> _PROVIDED DATA_
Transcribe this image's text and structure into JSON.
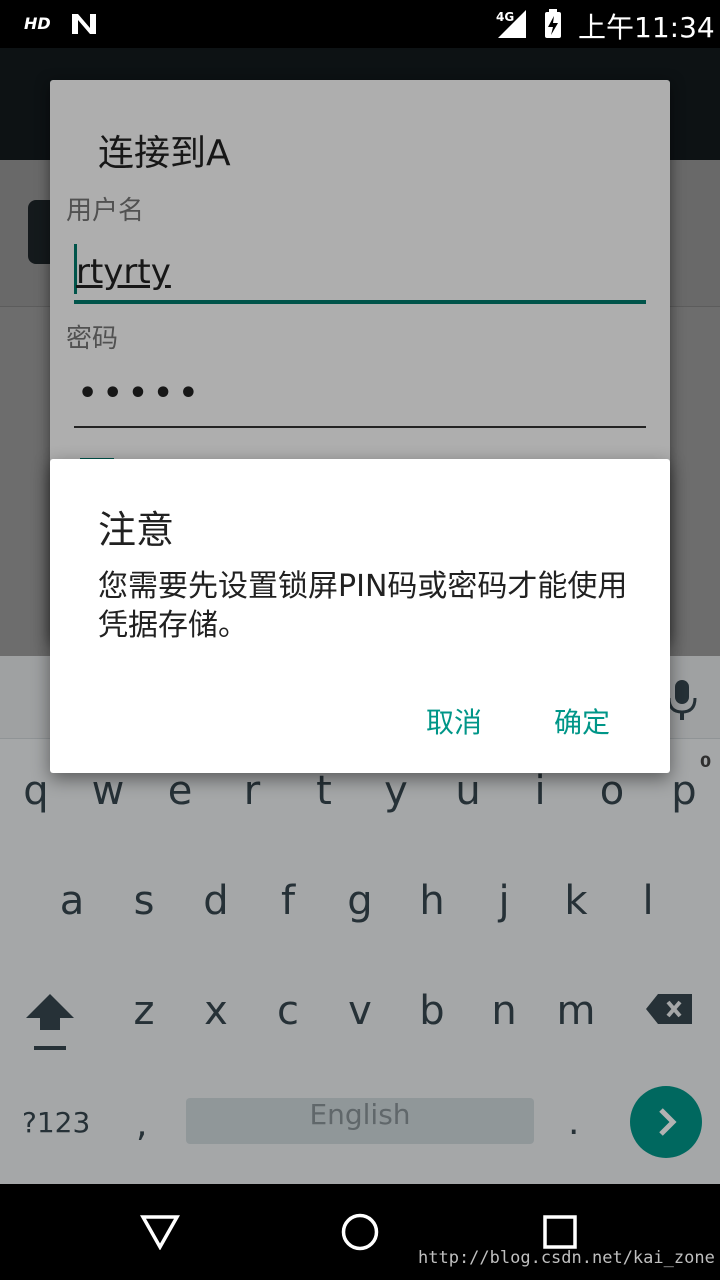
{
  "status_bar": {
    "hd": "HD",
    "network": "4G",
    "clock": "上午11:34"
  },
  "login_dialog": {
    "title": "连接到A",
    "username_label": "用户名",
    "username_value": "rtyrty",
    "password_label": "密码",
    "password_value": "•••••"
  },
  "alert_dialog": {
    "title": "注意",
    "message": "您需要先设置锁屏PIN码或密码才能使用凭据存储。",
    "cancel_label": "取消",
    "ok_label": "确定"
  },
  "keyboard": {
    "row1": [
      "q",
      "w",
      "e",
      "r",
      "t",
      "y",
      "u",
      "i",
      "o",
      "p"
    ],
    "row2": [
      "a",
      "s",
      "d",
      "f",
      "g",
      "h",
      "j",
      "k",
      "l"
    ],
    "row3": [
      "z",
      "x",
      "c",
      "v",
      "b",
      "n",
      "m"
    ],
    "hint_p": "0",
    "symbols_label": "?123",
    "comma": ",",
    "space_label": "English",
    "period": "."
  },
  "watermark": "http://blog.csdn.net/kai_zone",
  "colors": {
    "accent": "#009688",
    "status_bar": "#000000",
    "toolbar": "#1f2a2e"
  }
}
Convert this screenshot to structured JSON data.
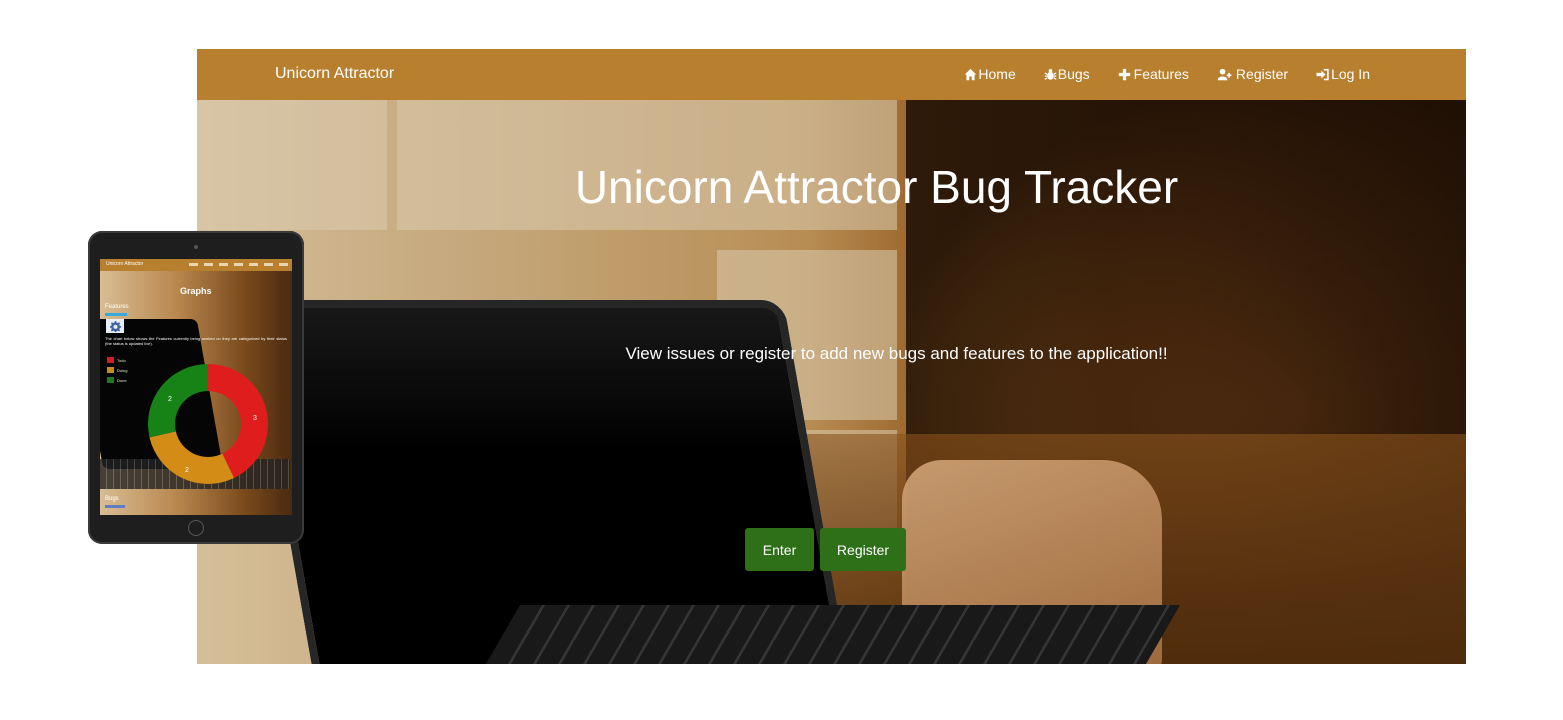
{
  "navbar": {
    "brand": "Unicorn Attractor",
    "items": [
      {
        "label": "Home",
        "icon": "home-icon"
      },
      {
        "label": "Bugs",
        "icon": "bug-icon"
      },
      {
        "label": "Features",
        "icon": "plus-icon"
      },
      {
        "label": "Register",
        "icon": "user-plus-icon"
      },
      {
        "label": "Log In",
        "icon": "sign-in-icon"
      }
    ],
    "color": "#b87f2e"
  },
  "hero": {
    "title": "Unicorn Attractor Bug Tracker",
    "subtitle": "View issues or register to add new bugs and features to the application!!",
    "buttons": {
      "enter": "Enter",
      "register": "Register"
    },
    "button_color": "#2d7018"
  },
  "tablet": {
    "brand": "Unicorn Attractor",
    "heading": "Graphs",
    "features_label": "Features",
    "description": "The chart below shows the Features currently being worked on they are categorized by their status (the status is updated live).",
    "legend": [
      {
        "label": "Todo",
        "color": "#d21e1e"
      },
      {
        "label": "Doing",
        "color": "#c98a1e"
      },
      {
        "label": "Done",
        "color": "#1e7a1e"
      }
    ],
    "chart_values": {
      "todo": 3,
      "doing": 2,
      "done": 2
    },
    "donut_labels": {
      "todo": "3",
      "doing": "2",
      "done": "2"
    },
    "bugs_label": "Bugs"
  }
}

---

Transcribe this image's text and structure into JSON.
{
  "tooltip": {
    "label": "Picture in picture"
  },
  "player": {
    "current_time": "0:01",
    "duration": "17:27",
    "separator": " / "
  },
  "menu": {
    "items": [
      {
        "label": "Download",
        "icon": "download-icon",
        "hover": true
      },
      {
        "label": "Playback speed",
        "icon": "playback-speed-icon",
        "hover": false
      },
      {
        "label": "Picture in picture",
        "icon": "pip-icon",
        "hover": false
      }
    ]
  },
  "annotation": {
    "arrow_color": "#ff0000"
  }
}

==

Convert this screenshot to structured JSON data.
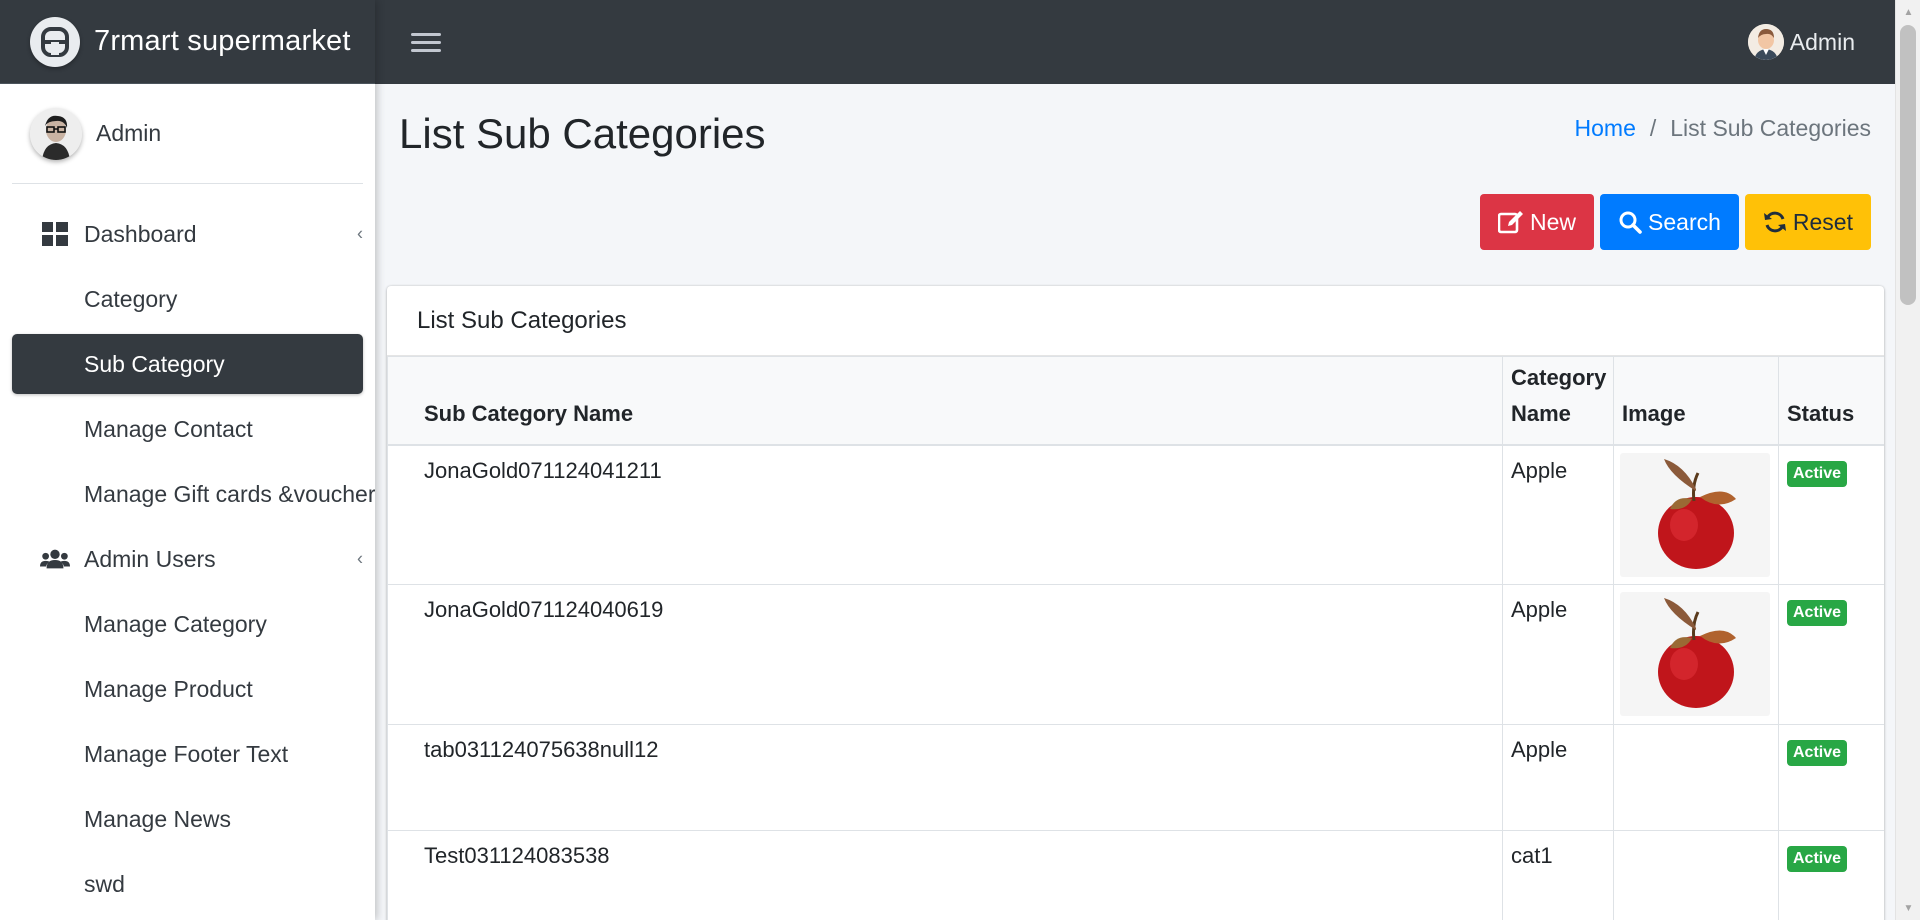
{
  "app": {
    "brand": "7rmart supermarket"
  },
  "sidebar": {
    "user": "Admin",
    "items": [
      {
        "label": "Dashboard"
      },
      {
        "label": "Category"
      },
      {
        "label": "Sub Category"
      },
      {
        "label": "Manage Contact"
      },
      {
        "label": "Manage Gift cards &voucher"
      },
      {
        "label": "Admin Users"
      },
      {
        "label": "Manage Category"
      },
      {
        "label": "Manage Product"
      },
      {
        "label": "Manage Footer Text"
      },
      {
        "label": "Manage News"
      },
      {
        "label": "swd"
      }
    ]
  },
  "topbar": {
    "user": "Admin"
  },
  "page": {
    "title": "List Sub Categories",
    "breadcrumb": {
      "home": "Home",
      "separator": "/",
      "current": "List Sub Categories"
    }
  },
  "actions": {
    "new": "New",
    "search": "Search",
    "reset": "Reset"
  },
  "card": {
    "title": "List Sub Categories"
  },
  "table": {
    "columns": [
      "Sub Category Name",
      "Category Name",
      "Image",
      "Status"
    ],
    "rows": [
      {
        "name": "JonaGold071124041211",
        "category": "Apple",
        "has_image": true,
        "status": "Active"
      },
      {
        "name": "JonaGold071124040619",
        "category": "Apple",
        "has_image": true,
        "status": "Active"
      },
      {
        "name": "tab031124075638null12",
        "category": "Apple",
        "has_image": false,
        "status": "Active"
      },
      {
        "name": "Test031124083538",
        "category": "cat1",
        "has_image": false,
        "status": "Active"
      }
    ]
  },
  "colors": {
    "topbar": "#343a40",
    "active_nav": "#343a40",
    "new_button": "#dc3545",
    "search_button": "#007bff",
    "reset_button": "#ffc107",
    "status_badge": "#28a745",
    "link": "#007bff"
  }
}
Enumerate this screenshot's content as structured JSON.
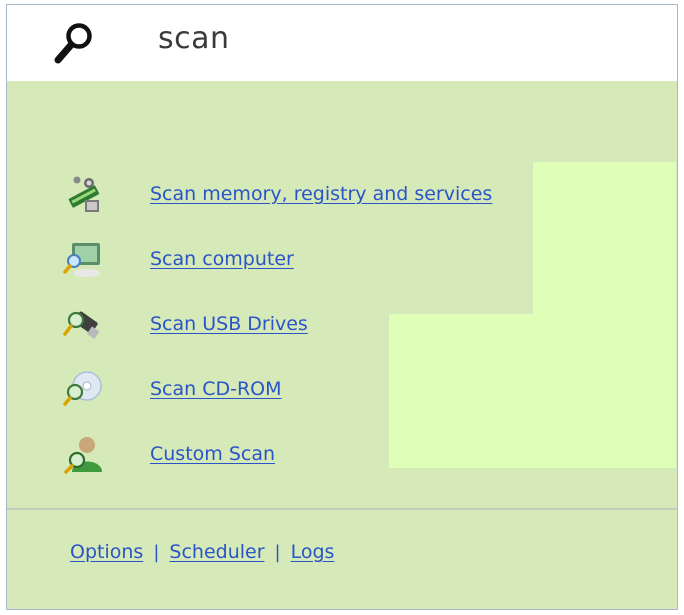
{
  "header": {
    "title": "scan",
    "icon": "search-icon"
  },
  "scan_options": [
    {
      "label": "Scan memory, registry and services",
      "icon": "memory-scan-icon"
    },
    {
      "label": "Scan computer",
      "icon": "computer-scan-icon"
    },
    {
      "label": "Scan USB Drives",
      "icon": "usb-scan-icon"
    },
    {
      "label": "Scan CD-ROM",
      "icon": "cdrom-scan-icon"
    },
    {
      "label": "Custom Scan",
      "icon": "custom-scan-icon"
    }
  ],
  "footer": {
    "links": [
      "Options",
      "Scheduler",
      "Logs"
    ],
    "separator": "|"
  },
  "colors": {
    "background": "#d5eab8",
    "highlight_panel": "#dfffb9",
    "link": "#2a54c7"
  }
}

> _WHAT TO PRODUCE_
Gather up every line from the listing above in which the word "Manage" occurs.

> _WRITTEN RESPONSE_
        "label": "Manage Contact"
        "label": "Manage Gift cards &voucher"
        "label": "Manage Category"
        "label": "Manage Product"
        "label": "Manage Footer Text"
        "label": "Manage News"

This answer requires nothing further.